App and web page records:
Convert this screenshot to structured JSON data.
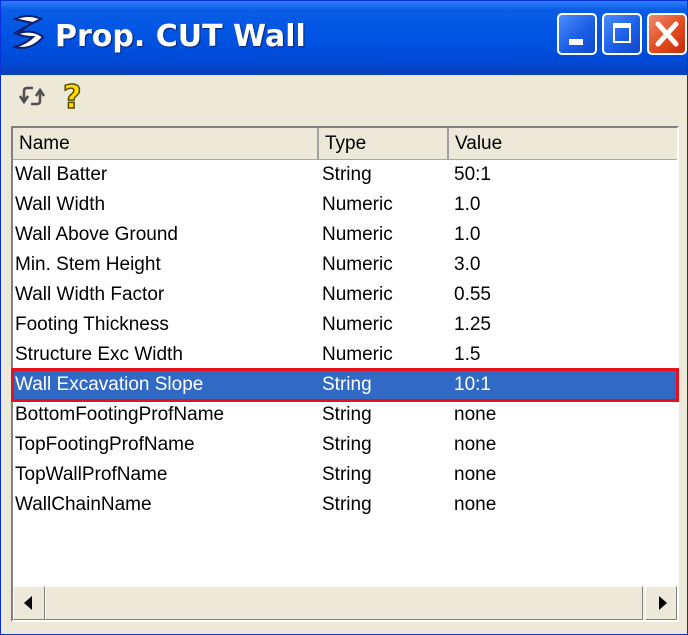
{
  "window": {
    "title": "Prop. CUT Wall",
    "icons": {
      "app": "app-logo-icon",
      "minimize": "minimize-icon",
      "maximize": "maximize-icon",
      "close": "close-icon"
    },
    "colors": {
      "titlebar": "#0054e3",
      "selection": "#316ac5",
      "highlight_box": "#e8101a",
      "face": "#ece9d8"
    }
  },
  "toolbar": {
    "icons": [
      "refresh-icon",
      "help-icon"
    ]
  },
  "table": {
    "columns": [
      "Name",
      "Type",
      "Value"
    ],
    "rows": [
      {
        "name": "Wall Batter",
        "type": "String",
        "value": "50:1"
      },
      {
        "name": "Wall Width",
        "type": "Numeric",
        "value": "1.0"
      },
      {
        "name": "Wall Above Ground",
        "type": "Numeric",
        "value": "1.0"
      },
      {
        "name": "Min. Stem Height",
        "type": "Numeric",
        "value": "3.0"
      },
      {
        "name": "Wall Width Factor",
        "type": "Numeric",
        "value": "0.55"
      },
      {
        "name": "Footing Thickness",
        "type": "Numeric",
        "value": "1.25"
      },
      {
        "name": "Structure Exc Width",
        "type": "Numeric",
        "value": "1.5"
      },
      {
        "name": "Wall Excavation Slope",
        "type": "String",
        "value": "10:1",
        "selected": true
      },
      {
        "name": "BottomFootingProfName",
        "type": "String",
        "value": "none"
      },
      {
        "name": "TopFootingProfName",
        "type": "String",
        "value": "none"
      },
      {
        "name": "TopWallProfName",
        "type": "String",
        "value": "none"
      },
      {
        "name": "WallChainName",
        "type": "String",
        "value": "none"
      }
    ]
  }
}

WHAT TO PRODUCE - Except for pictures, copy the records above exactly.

ANSWER -
Convert this screenshot to structured JSON data.
{
  "window": {
    "title": "Prop. CUT Wall",
    "icons": {
      "app": "app-logo-icon",
      "minimize": "minimize-icon",
      "maximize": "maximize-icon",
      "close": "close-icon"
    },
    "colors": {
      "titlebar": "#0054e3",
      "selection": "#316ac5",
      "highlight_box": "#e8101a",
      "face": "#ece9d8"
    }
  },
  "toolbar": {
    "icons": [
      "refresh-icon",
      "help-icon"
    ]
  },
  "table": {
    "columns": [
      "Name",
      "Type",
      "Value"
    ],
    "rows": [
      {
        "name": "Wall Batter",
        "type": "String",
        "value": "50:1"
      },
      {
        "name": "Wall Width",
        "type": "Numeric",
        "value": "1.0"
      },
      {
        "name": "Wall Above Ground",
        "type": "Numeric",
        "value": "1.0"
      },
      {
        "name": "Min. Stem Height",
        "type": "Numeric",
        "value": "3.0"
      },
      {
        "name": "Wall Width Factor",
        "type": "Numeric",
        "value": "0.55"
      },
      {
        "name": "Footing Thickness",
        "type": "Numeric",
        "value": "1.25"
      },
      {
        "name": "Structure Exc Width",
        "type": "Numeric",
        "value": "1.5"
      },
      {
        "name": "Wall Excavation Slope",
        "type": "String",
        "value": "10:1",
        "selected": true
      },
      {
        "name": "BottomFootingProfName",
        "type": "String",
        "value": "none"
      },
      {
        "name": "TopFootingProfName",
        "type": "String",
        "value": "none"
      },
      {
        "name": "TopWallProfName",
        "type": "String",
        "value": "none"
      },
      {
        "name": "WallChainName",
        "type": "String",
        "value": "none"
      }
    ]
  }
}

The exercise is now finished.